Think of Fair Trade products for instance. Do they actually work? They act somewhat like a minimum wage, which with classical economic models increase unemployment and reduce welfare. However, minimum wages have been shown to work in practice. And there is something rotten about just allowing people to work in intolerable work conditions. Unfortunately, there seems to be very little academic evidence of the efficacy (or non-efficacy) of Fair Trade. It is reasonably clear, I think, that at least the people who do work for Fair Trade suppliers are better off.
I have for long been skeptical about Fair Trade and I still am. Economics has proven time and again that the only thing you can really count on is that your actions will have unintended consequences. However, how much proof do you require before you change your actions? When are you using the need for proof merely as an excuse not to act?
Black lung disease and football
This need for proof is what Malcolm Gladwell addresses in this speech at Penn University. He firstly recalls how America took 50 years to start reducing the exposure of miners to coal dust, despite there having been reasonable statistical (but not quite irrefutable) evidence to conclude that coal dust was causing black lung disease. He then does something audacious. He says the university should disband its football programme. There is a condition, known as CTE, that appears to be caused by repeated blows to the head and has been found in the autopsies of many football players.
American universities will never stop their football programmes. It is too important to them to even consider. But they are not alone. We take too long to react because we cannot accept things that will inconvenience us.
Another issue that of global warming.
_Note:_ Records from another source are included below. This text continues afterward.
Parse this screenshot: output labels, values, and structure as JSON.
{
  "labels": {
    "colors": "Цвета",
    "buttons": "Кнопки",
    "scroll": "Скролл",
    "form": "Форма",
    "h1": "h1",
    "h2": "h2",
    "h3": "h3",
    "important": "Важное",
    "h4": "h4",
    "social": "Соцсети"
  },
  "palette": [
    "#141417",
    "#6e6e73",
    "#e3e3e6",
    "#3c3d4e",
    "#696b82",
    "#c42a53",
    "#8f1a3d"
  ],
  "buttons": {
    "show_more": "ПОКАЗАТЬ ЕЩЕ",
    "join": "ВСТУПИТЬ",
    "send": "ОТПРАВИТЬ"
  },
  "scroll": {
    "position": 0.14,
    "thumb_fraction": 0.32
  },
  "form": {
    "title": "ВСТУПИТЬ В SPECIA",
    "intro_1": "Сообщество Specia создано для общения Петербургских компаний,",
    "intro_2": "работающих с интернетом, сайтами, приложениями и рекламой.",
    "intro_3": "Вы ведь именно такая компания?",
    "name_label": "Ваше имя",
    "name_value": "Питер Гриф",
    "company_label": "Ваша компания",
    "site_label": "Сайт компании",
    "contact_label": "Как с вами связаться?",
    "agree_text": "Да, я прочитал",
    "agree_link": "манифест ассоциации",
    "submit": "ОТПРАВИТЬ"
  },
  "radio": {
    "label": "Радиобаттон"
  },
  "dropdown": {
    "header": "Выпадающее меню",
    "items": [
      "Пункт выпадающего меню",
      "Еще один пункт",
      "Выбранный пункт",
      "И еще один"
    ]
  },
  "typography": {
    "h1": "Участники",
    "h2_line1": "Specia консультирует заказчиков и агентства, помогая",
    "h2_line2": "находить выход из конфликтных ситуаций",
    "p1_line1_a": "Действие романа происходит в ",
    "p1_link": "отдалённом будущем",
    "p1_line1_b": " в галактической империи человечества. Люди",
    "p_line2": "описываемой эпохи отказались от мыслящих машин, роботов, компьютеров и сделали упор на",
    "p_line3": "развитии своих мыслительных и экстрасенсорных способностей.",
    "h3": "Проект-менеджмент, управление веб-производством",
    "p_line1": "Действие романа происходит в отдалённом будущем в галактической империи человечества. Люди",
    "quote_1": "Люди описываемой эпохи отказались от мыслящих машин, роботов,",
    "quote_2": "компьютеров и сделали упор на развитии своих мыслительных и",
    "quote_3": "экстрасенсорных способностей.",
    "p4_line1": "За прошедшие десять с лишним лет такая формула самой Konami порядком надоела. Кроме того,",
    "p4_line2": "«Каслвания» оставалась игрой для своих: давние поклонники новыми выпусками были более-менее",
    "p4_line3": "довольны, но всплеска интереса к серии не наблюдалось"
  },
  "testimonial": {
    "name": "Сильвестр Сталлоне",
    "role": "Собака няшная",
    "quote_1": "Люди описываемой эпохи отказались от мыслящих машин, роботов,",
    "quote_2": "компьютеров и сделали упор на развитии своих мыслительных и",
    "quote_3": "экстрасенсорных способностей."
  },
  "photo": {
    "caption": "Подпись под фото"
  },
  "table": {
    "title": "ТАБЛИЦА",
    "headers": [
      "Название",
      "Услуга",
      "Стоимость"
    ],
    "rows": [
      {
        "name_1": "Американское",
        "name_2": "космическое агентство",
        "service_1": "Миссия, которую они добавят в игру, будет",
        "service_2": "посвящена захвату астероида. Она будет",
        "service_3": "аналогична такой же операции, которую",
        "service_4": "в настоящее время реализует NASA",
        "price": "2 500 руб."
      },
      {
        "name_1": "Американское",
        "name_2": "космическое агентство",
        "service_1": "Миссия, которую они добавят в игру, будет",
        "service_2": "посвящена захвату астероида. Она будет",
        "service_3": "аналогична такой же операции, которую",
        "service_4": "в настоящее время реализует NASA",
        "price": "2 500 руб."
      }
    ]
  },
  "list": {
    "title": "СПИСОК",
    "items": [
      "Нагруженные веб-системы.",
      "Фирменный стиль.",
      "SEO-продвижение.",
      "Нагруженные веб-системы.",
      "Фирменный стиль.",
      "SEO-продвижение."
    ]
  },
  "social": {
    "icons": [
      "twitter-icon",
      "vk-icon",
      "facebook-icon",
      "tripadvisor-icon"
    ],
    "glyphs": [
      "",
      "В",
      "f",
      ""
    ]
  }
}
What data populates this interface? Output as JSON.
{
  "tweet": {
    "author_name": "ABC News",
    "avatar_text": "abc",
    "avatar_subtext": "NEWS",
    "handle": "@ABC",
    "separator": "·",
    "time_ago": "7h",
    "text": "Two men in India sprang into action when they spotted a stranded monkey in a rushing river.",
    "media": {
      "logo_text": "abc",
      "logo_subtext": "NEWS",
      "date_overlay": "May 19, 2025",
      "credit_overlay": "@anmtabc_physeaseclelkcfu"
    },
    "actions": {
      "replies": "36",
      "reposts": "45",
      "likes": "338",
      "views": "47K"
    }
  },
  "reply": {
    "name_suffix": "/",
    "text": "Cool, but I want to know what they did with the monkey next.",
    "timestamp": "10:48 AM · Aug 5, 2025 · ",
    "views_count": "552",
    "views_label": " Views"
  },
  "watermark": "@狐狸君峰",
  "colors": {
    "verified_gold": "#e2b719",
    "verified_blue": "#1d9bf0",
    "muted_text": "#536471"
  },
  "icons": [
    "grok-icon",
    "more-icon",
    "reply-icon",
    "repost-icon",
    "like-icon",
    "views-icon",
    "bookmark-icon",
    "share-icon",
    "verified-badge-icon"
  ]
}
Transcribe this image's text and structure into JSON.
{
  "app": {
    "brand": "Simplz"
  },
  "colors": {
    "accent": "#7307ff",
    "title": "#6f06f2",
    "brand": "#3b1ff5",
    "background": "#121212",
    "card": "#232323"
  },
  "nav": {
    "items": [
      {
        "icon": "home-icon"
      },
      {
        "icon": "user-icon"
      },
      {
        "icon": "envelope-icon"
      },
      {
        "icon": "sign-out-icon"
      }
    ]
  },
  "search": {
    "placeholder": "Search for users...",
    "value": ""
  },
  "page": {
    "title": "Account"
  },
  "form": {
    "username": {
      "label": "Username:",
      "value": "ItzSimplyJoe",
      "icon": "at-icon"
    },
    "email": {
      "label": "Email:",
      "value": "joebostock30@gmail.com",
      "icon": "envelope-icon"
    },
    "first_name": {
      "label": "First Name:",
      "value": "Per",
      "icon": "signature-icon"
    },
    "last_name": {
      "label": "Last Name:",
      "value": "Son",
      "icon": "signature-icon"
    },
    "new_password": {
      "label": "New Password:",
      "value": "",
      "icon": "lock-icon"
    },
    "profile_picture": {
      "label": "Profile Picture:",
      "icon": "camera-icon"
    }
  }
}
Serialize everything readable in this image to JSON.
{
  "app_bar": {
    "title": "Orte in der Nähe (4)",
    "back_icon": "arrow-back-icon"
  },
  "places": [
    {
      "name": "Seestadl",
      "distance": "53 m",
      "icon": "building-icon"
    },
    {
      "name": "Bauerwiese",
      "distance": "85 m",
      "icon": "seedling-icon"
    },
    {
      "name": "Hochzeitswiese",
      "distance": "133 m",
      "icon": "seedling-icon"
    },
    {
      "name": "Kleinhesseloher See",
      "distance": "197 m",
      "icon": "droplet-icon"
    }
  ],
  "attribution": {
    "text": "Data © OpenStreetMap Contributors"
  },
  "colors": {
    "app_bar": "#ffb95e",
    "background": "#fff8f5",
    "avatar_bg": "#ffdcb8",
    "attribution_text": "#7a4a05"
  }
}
There is certainly a lot of evidence that we have been heating up our planet. But the evidence is mixed. (In fact, it appears global warming is happening more slowly than expected). The climate is a hugely complicated system. Saying anything with any degree of certainty is hard and it takes time. Unfortunately we cannot wait until the ramifications of global warming play out. There is a large group of people that need more evidence to change the way they live their lives. It is easy to use the absence of “absolute” proof as an excuse not to do anything.
Of course, sometimes what seems like a good does turn out to be a bad idea. Take “local food” for instance, which is the idea that buying food produced in your area (not imported from thousands of kilometres away) is better for the environment. All else equal this is true. However, transport is only part of the carbon emissions from food production. Buying locally produced meat and eggs may in fact be worse for the environment if these are produced in an “organic” way, which it turns out releases more greenhouse gases (I get this from Wikipedia, so feel free to correct me if you know of better research) .
Long live the animals
This raises another point : the issue of animal welfare. If free range and organic animal products are worse for the environment, and you care about animals, then you should consider becoming a vegetarian. I love meat, though, and so this would not be something I would consider (perhaps I am not all that different from those coal mining companies). But it does seem like a good reason to decrease my meat consumption.
In the final analysis
The world is hideously complex. The choices we make today may or may not fulfill the good intentions we had when we made them. But too many people wait for too long before they act. You must ask yourself, whether your need for proof is in the best interests of the world you are living in. This is certainly something I need to consider.